A political party’s ideology guides its economic, social, governance, legal and foreign policies. One of the most vivid methods by which an ideology can be visualised is by the description of an ideal world as envisioned by the adherents of that ideology. For example, if your ideal world is one in which everything is owned by everyone (no privately-held property) and shared according to need, you are a Continue reading
Yes, Ta-Nehisi Coates is an Intellectual
Just this morning, I was directed by a friend to a rant by Will Antonin on Twitter in response to a piece written by Ta-Nehisi Coates in 2012. In it Ta-Nehisi admits not knowing Augustine and having not read Nietzsche, Twain, Salinger, Hemingway, Cervantes, Heller and a few others. He referred to “pitfalls in his education” and then revealed Continue reading
The Other Victims of Al-Shabaab

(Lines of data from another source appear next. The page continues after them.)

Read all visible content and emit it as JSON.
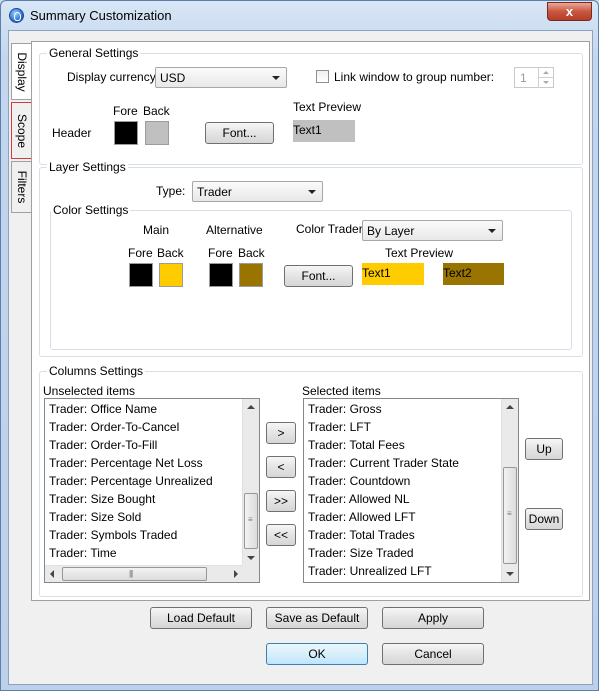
{
  "window": {
    "title": "Summary Customization",
    "close_glyph": "x"
  },
  "tabs": [
    {
      "label": "Display",
      "active": true
    },
    {
      "label": "Scope",
      "active": false
    },
    {
      "label": "Filters",
      "active": false
    }
  ],
  "general_settings": {
    "legend": "General Settings",
    "display_currency_label": "Display currency:",
    "display_currency_value": "USD",
    "link_window_label": "Link window to group number:",
    "link_window_checked": false,
    "group_number": "1",
    "fore_label": "Fore",
    "back_label": "Back",
    "header_label": "Header",
    "font_button": "Font...",
    "text_preview_label": "Text Preview",
    "text_preview_value": "Text1",
    "colors": {
      "fore": "#000000",
      "back": "#c0c0c0",
      "preview_bg": "#c0c0c0",
      "preview_fg": "#000000"
    }
  },
  "layer_settings": {
    "legend": "Layer Settings",
    "type_label": "Type:",
    "type_value": "Trader",
    "color_settings": {
      "legend": "Color Settings",
      "main_label": "Main",
      "alternative_label": "Alternative",
      "color_trader_label": "Color Trader:",
      "color_trader_value": "By Layer",
      "main_fore_label": "Fore",
      "main_back_label": "Back",
      "alt_fore_label": "Fore",
      "alt_back_label": "Back",
      "font_button": "Font...",
      "text_preview_label": "Text Preview",
      "text1": "Text1",
      "text2": "Text2",
      "colors": {
        "main_fore": "#000000",
        "main_back": "#ffcc00",
        "alt_fore": "#000000",
        "alt_back": "#9a7400",
        "text1_bg": "#ffcc00",
        "text2_bg": "#9a7400"
      }
    }
  },
  "columns_settings": {
    "legend": "Columns Settings",
    "unselected_label": "Unselected items",
    "selected_label": "Selected items",
    "unselected_items": [
      "Trader: Office Name",
      "Trader: Order-To-Cancel",
      "Trader: Order-To-Fill",
      "Trader: Percentage Net Loss",
      "Trader: Percentage Unrealized",
      "Trader: Size Bought",
      "Trader: Size Sold",
      "Trader: Symbols Traded",
      "Trader: Time"
    ],
    "selected_items": [
      "Trader: Gross",
      "Trader: LFT",
      "Trader: Total Fees",
      "Trader: Current Trader State",
      "Trader: Countdown",
      "Trader: Allowed NL",
      "Trader: Allowed LFT",
      "Trader: Total Trades",
      "Trader: Size Traded",
      "Trader: Unrealized LFT"
    ],
    "move_right": ">",
    "move_left": "<",
    "move_all_right": ">>",
    "move_all_left": "<<",
    "up_button": "Up",
    "down_button": "Down"
  },
  "footer": {
    "load_default": "Load Default",
    "save_as_default": "Save as Default",
    "apply": "Apply",
    "ok": "OK",
    "cancel": "Cancel"
  }
}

At times when people have tried to draw attention to the other side of a story, they have been accused (sometimes legitimately) of glossing over the glaring crime that has been committed. Pointing at someone’s burnt house while another’s is currently on fire can sometimes be unseemly. But in the case where someone has to pay for another’s crime, we have to speak up.
At least one hundred and forty-seven people were brutally murdered by Al-Shabaab on Thursday, April 2, 2015 at the Garissa University College. Continue reading
The New Rush for Parliament
In the last few weeks, Kojo Oppong-Nkrumah, George Andah, Phillip Addison and Abeiku Santana have expressed their intention to contest in party primaries for the right to be party candidates for parliament in the general elections in 2016. I have heard some commentators welcome the move as an indication that people are becoming more conscious of their duty towards the country and are now willing to directly contribute to governance.
The intention of Kojo and George especially Continue reading